First a little explanation on engine basics and air pressure.
1)An internal combustion engine is nothing more than an air pump.
2)An internal combustion engine always uses up its air supply before its fuel supply.
3)The more air you can get in and the faster you can get it out the more power you create by using more of your available fuel.
4)This is why newer cars with DOHC
Multivalve engines create much more power while getting better fuel economy, they breath much better and fuel control is much more precise so nothing is wasted.
1)High pressure always moves to low pressure in an attempt to equalize.
2)The engine creates low pressure(vacuum, lower than atmospheric).
When the throttle is opened outside air(atmospheric pressure)rushes in to attempt to fill the void of lower pressure.
(Vacuum , below atmospheric is measured in Inches Of Mercury.." HG
(Pressure, above atmospheric is measures in Boost, Pounds Per Square Inch..PSI
3)The amount of air that enters the engine depends on engine size/design/age/wear on engine components and actual atmospheric conditions.
Again on ALL engines the air supply will be depleted before the fuel supply.
4)Turbochargers and Superchargers increase the atmospheric pressure in the Intake Manifold so when the intake valve opens More air than just atmospheric rushes into the cylinder.
5)As boost increases(more available air and increased temps)you have to be sure you are also supplying fuel and keeping combustion chamber temps down or you will go lean(not enough fuel) and either melt pistons or destory pistons from detonation(another topic)
6)On a normally stock engine the engine controller can read up to 2 Bar or 14.5 Lbs of boost(14.5 PSI
of atmospheric pressure) and add fuel needed to that point.
Above that the controller can no longer read Map
voltage and add fuel so the controller goes into overboost shutdown to prevent lean conditions and engine damage.
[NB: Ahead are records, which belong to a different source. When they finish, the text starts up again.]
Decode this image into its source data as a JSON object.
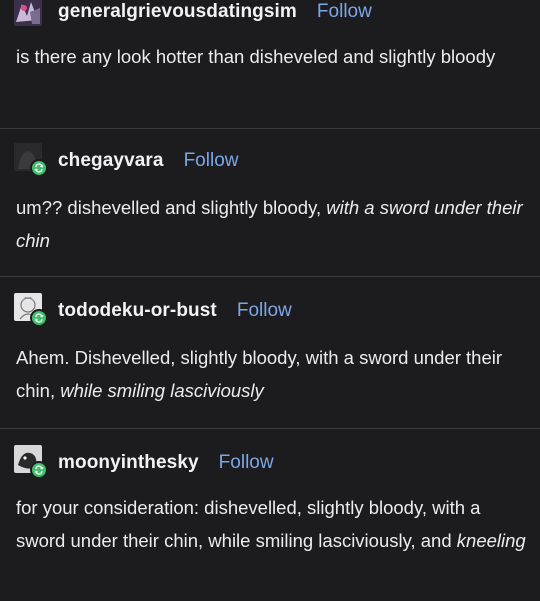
{
  "posts": [
    {
      "username": "generalgrievousdatingsim",
      "follow_label": "Follow",
      "avatar_icon": "grievous-avatar-icon",
      "text": "is there any look hotter than disheveled and slightly bloody",
      "text_italic": ""
    },
    {
      "username": "chegayvara",
      "follow_label": "Follow",
      "avatar_icon": "chegayvara-avatar-icon",
      "reblog_icon": "reblog-icon",
      "text": "um?? dishevelled and slightly bloody, ",
      "text_italic": "with a sword under their chin"
    },
    {
      "username": "tododeku-or-bust",
      "follow_label": "Follow",
      "avatar_icon": "tododeku-avatar-icon",
      "reblog_icon": "reblog-icon",
      "text": "Ahem. Dishevelled, slightly bloody, with a sword under their chin, ",
      "text_italic": "while smiling lasciviously"
    },
    {
      "username": "moonyinthesky",
      "follow_label": "Follow",
      "avatar_icon": "moonyinthesky-avatar-icon",
      "reblog_icon": "reblog-icon",
      "text": "for your consideration: dishevelled, slightly bloody, with a sword under their chin, while smiling lasciviously, and ",
      "text_italic": "kneeling"
    }
  ],
  "colors": {
    "background": "#1c1c1e",
    "follow": "#7ba7e8",
    "reblog_badge": "#3fbf6b",
    "separator": "#3a3a3c"
  }
}
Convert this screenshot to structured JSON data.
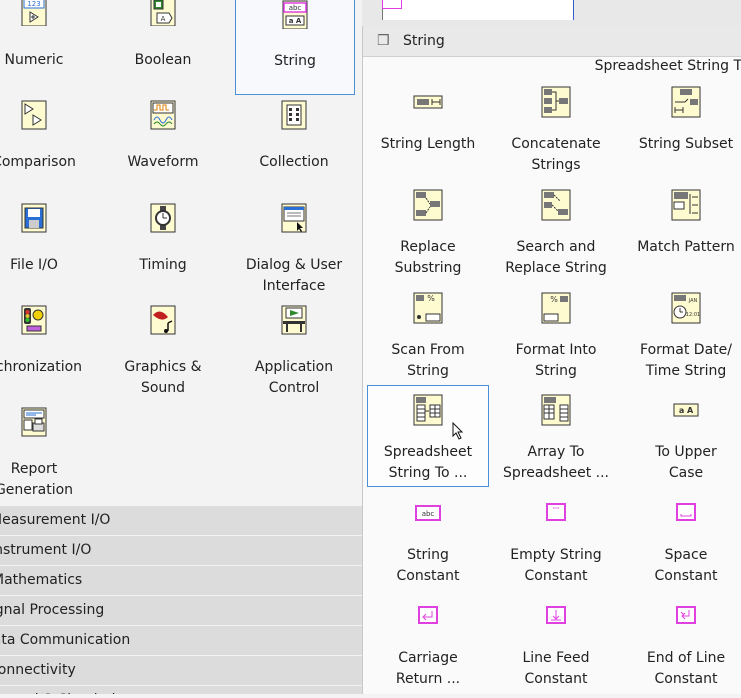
{
  "left_palette": {
    "items": [
      {
        "label": "Numeric"
      },
      {
        "label": "Boolean"
      },
      {
        "label": "String"
      },
      {
        "label": "Comparison"
      },
      {
        "label": "Waveform"
      },
      {
        "label": "Collection"
      },
      {
        "label": "File I/O"
      },
      {
        "label": "Timing"
      },
      {
        "label": "Dialog & User Interface"
      },
      {
        "label": "Synchronization"
      },
      {
        "label": "Graphics & Sound"
      },
      {
        "label": "Application Control"
      },
      {
        "label": "Report Generation"
      }
    ],
    "categories": [
      "Measurement I/O",
      "Instrument I/O",
      "Mathematics",
      "Signal Processing",
      "Data Communication",
      "Connectivity",
      "Control & Simulation"
    ],
    "icon_texts": {
      "numeric": "123",
      "string": "abc",
      "boolean": "TF"
    }
  },
  "string_palette": {
    "title": "String",
    "subheader": "Spreadsheet String T",
    "items": [
      {
        "l1": "String Length",
        "l2": ""
      },
      {
        "l1": "Concatenate",
        "l2": "Strings"
      },
      {
        "l1": "String Subset",
        "l2": ""
      },
      {
        "l1": "Replace",
        "l2": "Substring"
      },
      {
        "l1": "Search and",
        "l2": "Replace String"
      },
      {
        "l1": "Match Pattern",
        "l2": ""
      },
      {
        "l1": "Scan From",
        "l2": "String"
      },
      {
        "l1": "Format Into",
        "l2": "String"
      },
      {
        "l1": "Format Date/",
        "l2": "Time String"
      },
      {
        "l1": "Spreadsheet",
        "l2": "String To ..."
      },
      {
        "l1": "Array To",
        "l2": "Spreadsheet ..."
      },
      {
        "l1": "To Upper",
        "l2": "Case"
      },
      {
        "l1": "String",
        "l2": "Constant"
      },
      {
        "l1": "Empty String",
        "l2": "Constant"
      },
      {
        "l1": "Space",
        "l2": "Constant"
      },
      {
        "l1": "Carriage",
        "l2": "Return ..."
      },
      {
        "l1": "Line Feed",
        "l2": "Constant"
      },
      {
        "l1": "End of Line",
        "l2": "Constant"
      }
    ]
  },
  "colors": {
    "accent": "#4a90d9",
    "string_pink": "#e040e0",
    "vi_bg": "#fffbd0"
  }
}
Ironic though, overboost shutdown is violent and will blow head gaskets and break piston ring lands so both...lean and shutdown want to be avoided.
7)Boost levels are controlled by the controller opening the wastegate to allow exhaust gases to exit without turning the turbine side of the turbo.
8)Boost levels are set lower on a non-intercooled car beacuse combustion chamber temps will be higher and may cause detonation.
The wastegate is normally closed and is opened by + pressure(boost).
When the wastegate is closed exhaust gases are routed thru the turbine side of the turbo, as the engine rpm increases and exhaust flow speed/volume increase the turbine turns faster which turns the compressor side of the turbo faster.
The faster it turns the more air is compressed and the pressure increases and more air enters the engine allowing more fuel to be used thus creating more power.
Hopefully this explanation helped cleared things up and did not create more confusion.
Any questions Please ask and remember, my PM box is always open if you want to ask out of the public eye.
If you would like to see pics of the different turbo's and wastegates go to...
Donavans Dodge Garage and click on Turbo Database.
Donovan's Dodge Garage